His determination to develop and improve the treatment of his young charges led to a large number (over 150) of peer-viewed papers, as well as two influential textbooks (written with Gerald Shore) - A colour atlas of cardiac surgery. Acquired heart disease (London, Wolfe Medical, 1982) and A colour atlas of cardiac surgery. Congenital heart disease (London, Wolfe Medical, 1984).

Even towards the end of his career, he continued to operate on the most complex and difficult problems in these babies (with a seven-hour procedure being undertaken on his last list), whilst actively and enthusiastically training his junior staff in less complicated procedures. By the time of his retirement, he had operated on the full range of cardiac abnormalities in 2,000 babies with outstanding results. This was all in addition to operating on some 10,000 adult patients.

In 2001, in response to the Bristol inquiry into high death rates among babies who had undergone heart surgery, Jim was asked to chair a committee to review paediatric heart surgery across the UK. The Monro report called for a decrease in the number of units performing children's heart surgery. To Jim's immense disappointment, the committee's recommendations were not acted upon.

Jim's standing with his surgical colleagues was reflected in his appointment first as a council member, vice president and then president in 2003 of the European Association for Cardio-thoracic Surgery. He was also president of the Society for Cardiothoracic Surgery in Great Britain and Ireland from 2000 to 2002.

All of these achievements, however, were only part of the man. The parents and families of his young patients speak in glowing terms of his kindness and the support shown to them through such desperate times. Although his great charm earned him the sobriquet of 'Gentleman Jim', his real qualities were much deeper. He was a true leader.

In 1973 Jim met Jane Dunlop. Within three weeks, he had the good sense to propose, and, after a week of diligent enquiries by Jane in relevant quarters, their engagement was duly achieved. Marriage ensued on 29 September 1973, four weeks after he started his clinical commitments at Southampton. They had three children - Charles, Rosie and Andrew. Despite the pressures of work, Jim managed to enjoy a full family life, with tennis, golf, skiing and horse riding playing prominent roles.

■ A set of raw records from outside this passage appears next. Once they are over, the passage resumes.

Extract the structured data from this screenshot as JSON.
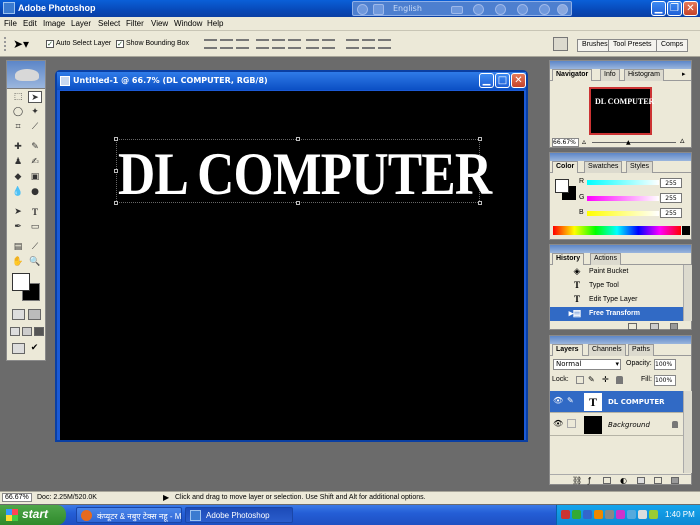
{
  "app": {
    "title": "Adobe Photoshop"
  },
  "langbar": {
    "language": "English"
  },
  "menu": [
    "File",
    "Edit",
    "Image",
    "Layer",
    "Select",
    "Filter",
    "View",
    "Window",
    "Help"
  ],
  "options": {
    "auto_select_label": "Auto Select Layer",
    "auto_select_checked": true,
    "bounding_box_label": "Show Bounding Box",
    "bounding_box_checked": true,
    "well_tabs": [
      "Brushes",
      "Tool Presets",
      "Comps"
    ]
  },
  "document": {
    "title": "Untitled-1 @ 66.7% (DL COMPUTER, RGB/8)",
    "canvas_text": "DL COMPUTER",
    "canvas_bg": "#000000",
    "text_color": "#ffffff"
  },
  "navigator": {
    "tabs": [
      "Navigator",
      "Info",
      "Histogram"
    ],
    "zoom": "66.67%",
    "thumb_text": "DL COMPUTER"
  },
  "color": {
    "tabs": [
      "Color",
      "Swatches",
      "Styles"
    ],
    "channels": [
      {
        "label": "R",
        "value": "255"
      },
      {
        "label": "G",
        "value": "255"
      },
      {
        "label": "B",
        "value": "255"
      }
    ]
  },
  "history": {
    "tabs": [
      "History",
      "Actions"
    ],
    "items": [
      {
        "icon": "paint-bucket-icon",
        "label": "Paint Bucket"
      },
      {
        "icon": "type-icon",
        "label": "Type Tool"
      },
      {
        "icon": "type-icon",
        "label": "Edit Type Layer"
      },
      {
        "icon": "transform-icon",
        "label": "Free Transform"
      }
    ],
    "selected_index": 3
  },
  "layers": {
    "tabs": [
      "Layers",
      "Channels",
      "Paths"
    ],
    "blend_mode": "Normal",
    "opacity_label": "Opacity:",
    "opacity": "100%",
    "lock_label": "Lock:",
    "fill_label": "Fill:",
    "fill": "100%",
    "items": [
      {
        "name": "DL COMPUTER",
        "kind": "text"
      },
      {
        "name": "Background",
        "kind": "image"
      }
    ]
  },
  "status": {
    "zoom": "66.67%",
    "doc": "Doc: 2.25M/520.0K",
    "hint": "Click and drag to move layer or selection.  Use Shift and Alt for additional options."
  },
  "taskbar": {
    "start": "start",
    "tasks": [
      "कंप्यूटर & नबुए टेक्स नहू - Moz...",
      "Adobe Photoshop"
    ],
    "clock": "1:40 PM"
  }
}
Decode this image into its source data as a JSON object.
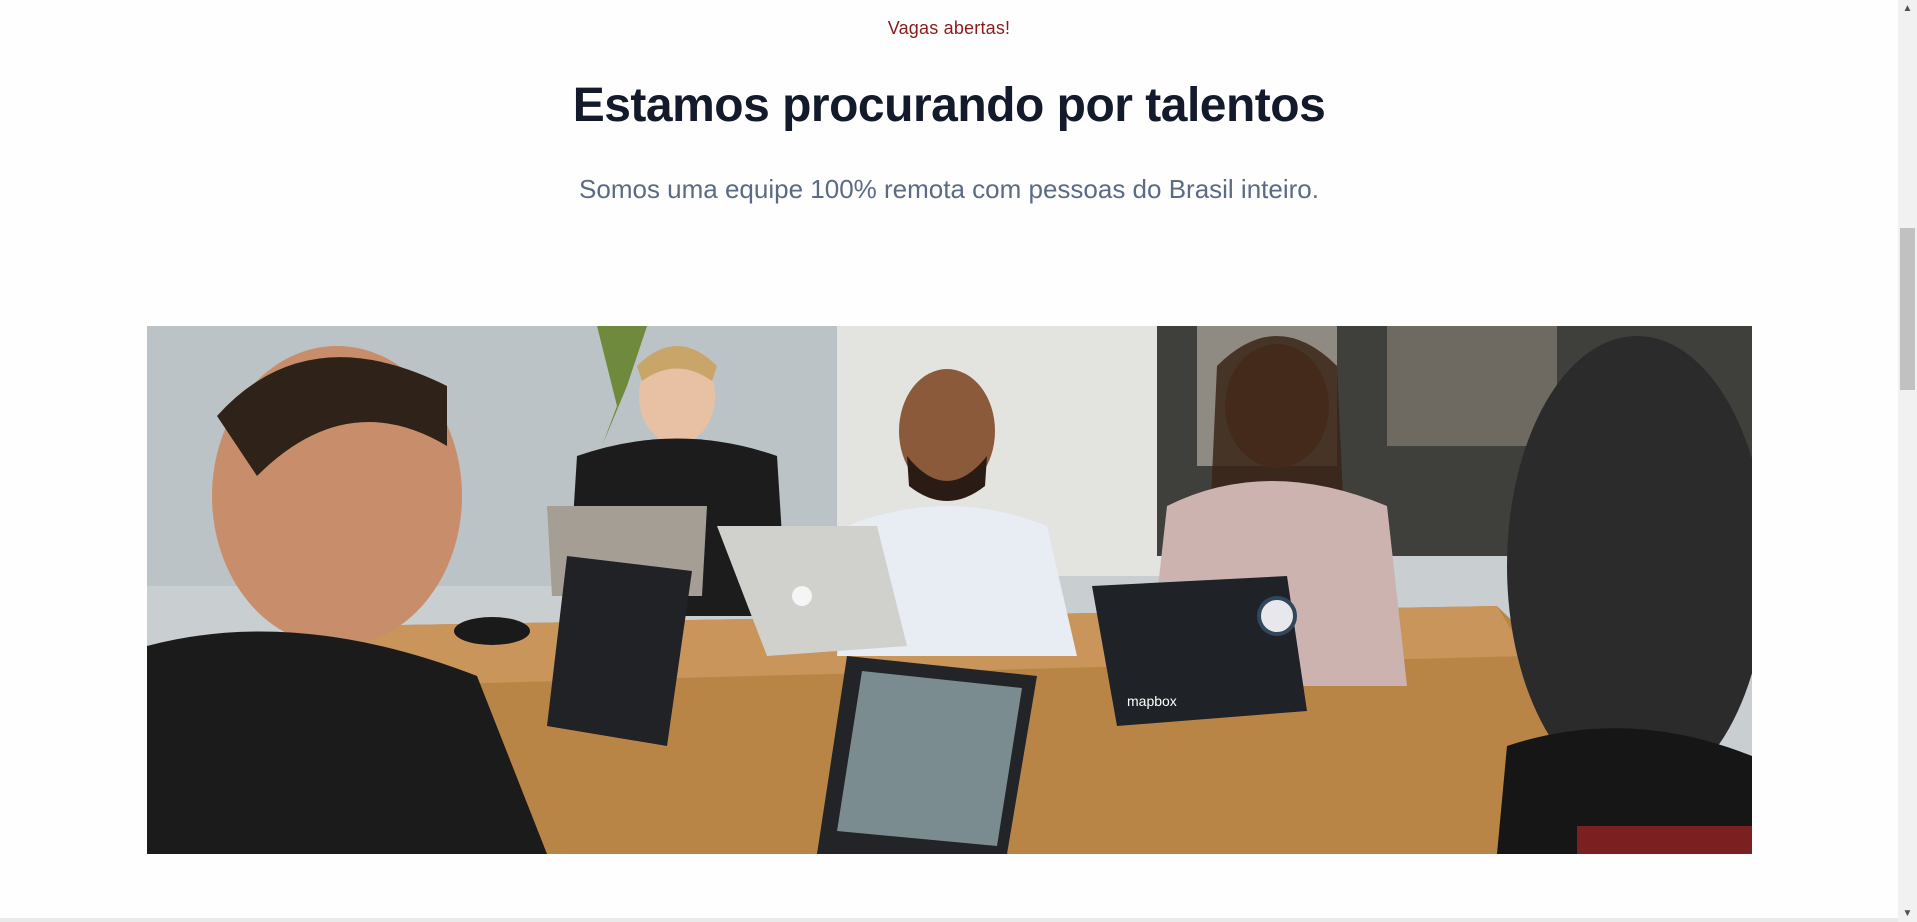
{
  "section": {
    "eyebrow": "Vagas abertas!",
    "headline": "Estamos procurando por talentos",
    "subhead": "Somos uma equipe 100% remota com pessoas do Brasil inteiro."
  },
  "photo": {
    "description_icon": "team-photo",
    "laptop_sticker_text": "mapbox"
  },
  "colors": {
    "eyebrow": "#8b1a1a",
    "headline": "#121a2b",
    "subhead": "#5b6b83"
  }
}
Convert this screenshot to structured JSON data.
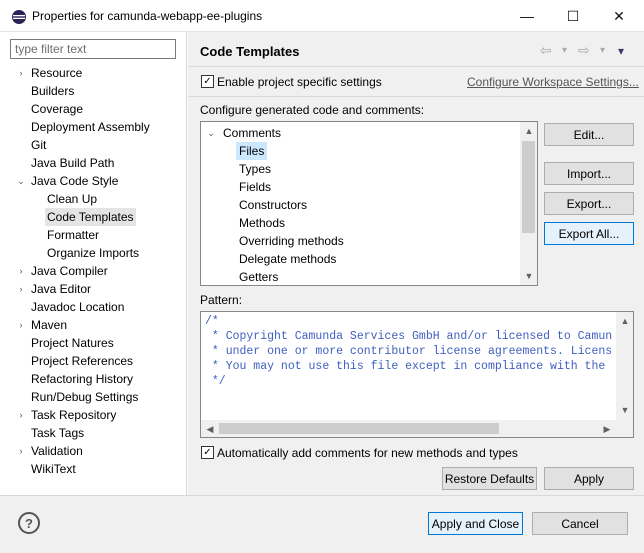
{
  "window": {
    "title": "Properties for camunda-webapp-ee-plugins",
    "minimize_glyph": "—",
    "maximize_glyph": "☐",
    "close_glyph": "✕"
  },
  "sidebar": {
    "filter_placeholder": "type filter text",
    "items": [
      {
        "label": "Resource",
        "arrow": "›"
      },
      {
        "label": "Builders",
        "arrow": ""
      },
      {
        "label": "Coverage",
        "arrow": ""
      },
      {
        "label": "Deployment Assembly",
        "arrow": ""
      },
      {
        "label": "Git",
        "arrow": ""
      },
      {
        "label": "Java Build Path",
        "arrow": ""
      },
      {
        "label": "Java Code Style",
        "arrow": "⌄"
      },
      {
        "label": "Clean Up",
        "arrow": ""
      },
      {
        "label": "Code Templates",
        "arrow": ""
      },
      {
        "label": "Formatter",
        "arrow": ""
      },
      {
        "label": "Organize Imports",
        "arrow": ""
      },
      {
        "label": "Java Compiler",
        "arrow": "›"
      },
      {
        "label": "Java Editor",
        "arrow": "›"
      },
      {
        "label": "Javadoc Location",
        "arrow": ""
      },
      {
        "label": "Maven",
        "arrow": "›"
      },
      {
        "label": "Project Natures",
        "arrow": ""
      },
      {
        "label": "Project References",
        "arrow": ""
      },
      {
        "label": "Refactoring History",
        "arrow": ""
      },
      {
        "label": "Run/Debug Settings",
        "arrow": ""
      },
      {
        "label": "Task Repository",
        "arrow": "›"
      },
      {
        "label": "Task Tags",
        "arrow": ""
      },
      {
        "label": "Validation",
        "arrow": "›"
      },
      {
        "label": "WikiText",
        "arrow": ""
      }
    ]
  },
  "page": {
    "title": "Code Templates",
    "nav": {
      "back": "⇦",
      "forward": "⇨",
      "dropdown": "▾",
      "menu": "▾"
    },
    "enable_specific_label": "Enable project specific settings",
    "enable_specific_checked": "✓",
    "configure_workspace_link": "Configure Workspace Settings...",
    "configure_label": "Configure generated code and comments:",
    "tree": {
      "root_label": "Comments",
      "root_arrow": "⌄",
      "children": [
        "Files",
        "Types",
        "Fields",
        "Constructors",
        "Methods",
        "Overriding methods",
        "Delegate methods",
        "Getters"
      ]
    },
    "buttons": {
      "edit": "Edit...",
      "import": "Import...",
      "export": "Export...",
      "export_all": "Export All..."
    },
    "pattern_label": "Pattern:",
    "pattern_lines": [
      "/*",
      " * Copyright Camunda Services GmbH and/or licensed to Camun",
      " * under one or more contributor license agreements. Licens",
      " * You may not use this file except in compliance with the",
      " */"
    ],
    "auto_comments_label": "Automatically add comments for new methods and types",
    "auto_comments_checked": "✓",
    "restore_defaults": "Restore Defaults",
    "apply": "Apply"
  },
  "footer": {
    "help_glyph": "?",
    "apply_close": "Apply and Close",
    "cancel": "Cancel"
  },
  "scroll": {
    "up": "▲",
    "down": "▼",
    "left": "◀",
    "right": "▶"
  }
}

Earlier in his life Jim had played rugby (breaking his jaw twice), and had represented Scotland at rifle shooting. He had a decent golfing handicap. He was also a brave and accomplished skier, winning slalom races against Continental colleagues at European surgical gatherings. His ability in a dinghy was less apparent, however, with his drenching providing considerable amusement for 300 spectators during an island trip. Following his retirement he also became a fine draughtsman and water-colourist.

In 1997, Jim developed colonic carcinoma. This was treated successfully by his old friend, Bill Heald, in Basingstoke. He was able to resume working after this, however, in 2006, two years after his retirement, prostate cancer was also diagnosed and treatment commenced.

Jim died on 29 August 2013, aged 73, and was survived by his wife and family. At a commemoration of his life at Romsey Abbey, tributes of admiration, respect and love were paid to him, not only by colleagues from far and wide, but by many of his former patients, whose lives he had not only saved but had otherwise transformed by his continuing care and support.

Steve Karran

Sources used to compile this entry: [The Telegraph 13 October 2013].

The Royal College of Surgeons of England